Truck of the day. Photo by Roberto.
When I wake up the next morning I'm hungry again, oh the small pleasures in life. Typically here in Creel it's cold, not Minnesota cold but there is frost on the bikes this morning. The kick start boys roll theirs out into the sunlight and we're off to breakfast.
As Cristobal (sideshow) has documented he tried to fix his bike and nearly f'd it up good but when in Mexico do as the Mexicans do and fix it up with what ever is a t hand. We head out of Creel for Diviadero it's paved all the way but a real twisty and fun ride none the less. Diviadero is a really touristy spot with at train stop and tour buses but the hey we're tourists too. The views there are spectacular and all the shops in the market and the Tarahumara selling their wares at the overlook make this a worthy stop even for Adventure Riders. There's also some great looking food to be had here, of all the mornings to get a big breakfast, next time I show up hungry.
fugarwe and side show looking studly at Diviadero.
The overlook at Diviadero.
side show getting some good pics. You can see the Tarahumara sell their trinkets.
fugarwe and Ian shopp'n.
Man the food here smelled great! Daggy did you get some of this action?
Once we clear the pavement we head for the low road. There's still a fair amount of traffic for a road like this and I manage to avoid a couple of trucks and a shorty bus. It's a pretty entertaining road running along the river banks that is until - I SAW GOD IN THE GRILL OF AN F150. I think that line was used somewhere on ADV years ago but this really happen to me. I'm about to round a blind left hand corner when an F150 comes around from the other way. Now it's a newer model and a company truck of some sort and it's being driven by a young guy. He's doing what any other young guy in a truck he doesn't own does, he's driving too fast. The road is narrow but there's still plenty of room for a bike and a truck to get past each other that is until he panics and locks up the brakes. This sends him sliding right at me and I've got no where to go but a 10 foot drop to the river. I get as close to the edge as possible and grab a handful of brakes myself. I see the truck sliding right towards me and the front bumper stops less than a foot from my front tire. HOOOO-LEE SHEET!! He backs up and pulls along side me and I assume apologizes in Spanish which I don't understand. I fake wiping the sweat from my brow and tell him in English "that was too close" which I'm sure he doesn't understand and after a little chuckle we head our respective ways. Later in Bahuichivo I relate my near death experience to the rest of the group and the CC vets say unless some part of your bike is under the truck it isn't really close. Well THAT was close enough for this Gringo.
Classic CC the low road.
Getting close to the Urique overlook.
After Bahuichivo the road gets wider and faster as it's headed for some mine the bad news is the trucks are wider and faster too, but there's no drama. We get to the overlook above Urique and there's some construction going on to improve the overlook and maybe even a tourist info center of some sort.
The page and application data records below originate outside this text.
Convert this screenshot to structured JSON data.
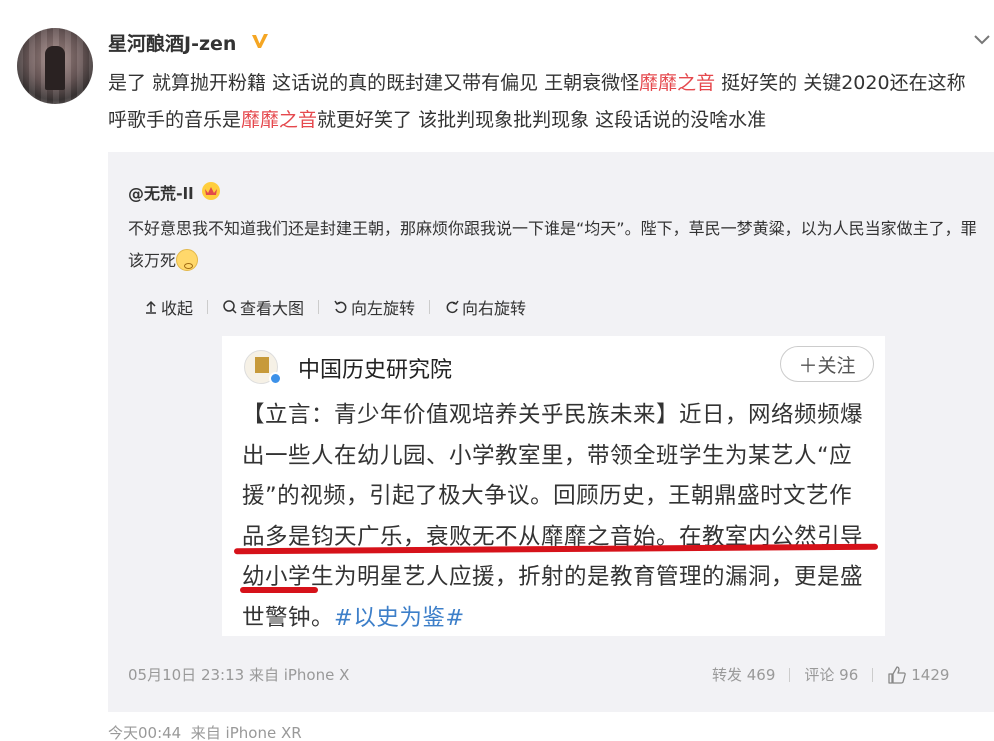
{
  "post": {
    "username": "星河酿酒J-zen",
    "text_parts": [
      "是了 就算抛开粉籍 这话说的真的既封建又带有偏见 王朝衰微怪",
      "靡靡之音",
      " 挺好笑的 关键2020还在这称呼歌手的音乐是",
      "靡靡之音",
      "就更好笑了 该批判现象批判现象 这段话说的没啥水准"
    ],
    "footer_time": "今天00:44",
    "footer_source": "来自 iPhone XR"
  },
  "quote": {
    "username": "@无荒-ll",
    "text": "不好意思我不知道我们还是封建王朝，那麻烦你跟我说一下谁是“均天”。陛下，草民一梦黄粱，以为人民当家做主了，罪该万死",
    "toolbar": {
      "collapse": "收起",
      "view_large": "查看大图",
      "rotate_left": "向左旋转",
      "rotate_right": "向右旋转"
    },
    "embed": {
      "account": "中国历史研究院",
      "follow": "＋关注",
      "body": "【立言：青少年价值观培养关乎民族未来】近日，网络频频爆出一些人在幼儿园、小学教室里，带领全班学生为某艺人“应援”的视频，引起了极大争议。回顾历史，王朝鼎盛时文艺作品多是钧天广乐，衰败无不从靡靡之音始。在教室内公然引导幼小学生为明星艺人应援，折射的是教育管理的漏洞，更是盛世警钟。",
      "tag": "#以史为鉴#"
    },
    "time": "05月10日 23:13 来自 iPhone X",
    "repost": "转发 469",
    "comment": "评论 96",
    "likes": "1429"
  },
  "colors": {
    "highlight": "#e5484d",
    "quote_bg": "#f2f2f5",
    "underline": "#d6121a",
    "tag": "#3d7fc9"
  }
}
This is a classic CC view but WOW what view. You can see the road wind down along the mountain to Urique and can even see that the air strip in Urique is getting paved. It's still about a 10% grade but it'll be paved soon, progress is really making it's way into CC. The road becomes narrow and winding as we switchback our way to the bottom. The drop offs are substantial and I try to avoid looking down for too long at a time, I don't want that target fixation thing backfiring on me. On the way down I try to figure out which would be worse going over the edge up near the top or closer to the bottom. I conclude the near the top would be better, you'd have plenty of time to repent on the way to the bottom.
Looking down on Urique.
An air strip right through town??
The new Pemex just outside of Urique.
We tool through town to the Motel Los Barancos right on the river and wait for Charlie to do his thing with the room rate. Charlie is the master negotiator here in Mexico and we score another $25 a night room for two people, cha-ching. Once we unpack and change out of our gear we head out for a walk around town. We check out the stores and the new air strip right through the middle of town. Who thought THAT was as good idea?? We head back to the hotel via the road/back ally along the river this gives us a chance to peek in the backyards of the locals. Then we come across a cock fight, not an organized deal that the PETA people would protest against but a real territorial dispute between two roosters. As a couple of non farm boys this is pretty entertaining.
The Motel Los Barancos
The view from our room!
The Urique sports bar.
Doggy hang'n in the sun
As long as we're in Mexico and there's beer I'm happy
Check'n out the town.
Downtown Urique, see that sheer rock wall in the upper left of the pic, that's where to overlook is. A long time to repent
Back alley cock fight.
The hotel has it's own restaurant with a view of the river, I guess this is the "sports bar" in town as they have "a" TV. The menu is brief but the food is great and the cervezas are cold. After dinner we check out what going on in Urique on a Saturday night. It looks like everyone is hang'n out on the streets. A few have little fires going in the street and some are doing some cooking on 55 gallon drum cooktops and the young dudes and dudetts are doing what young kids do everywhere they're cruzin around town. We pull up chairs curb side at the gate of the hotel and watch the action with a couple of cervezas.
Charlie and sideshow engage a local.
A little campfire in the street action.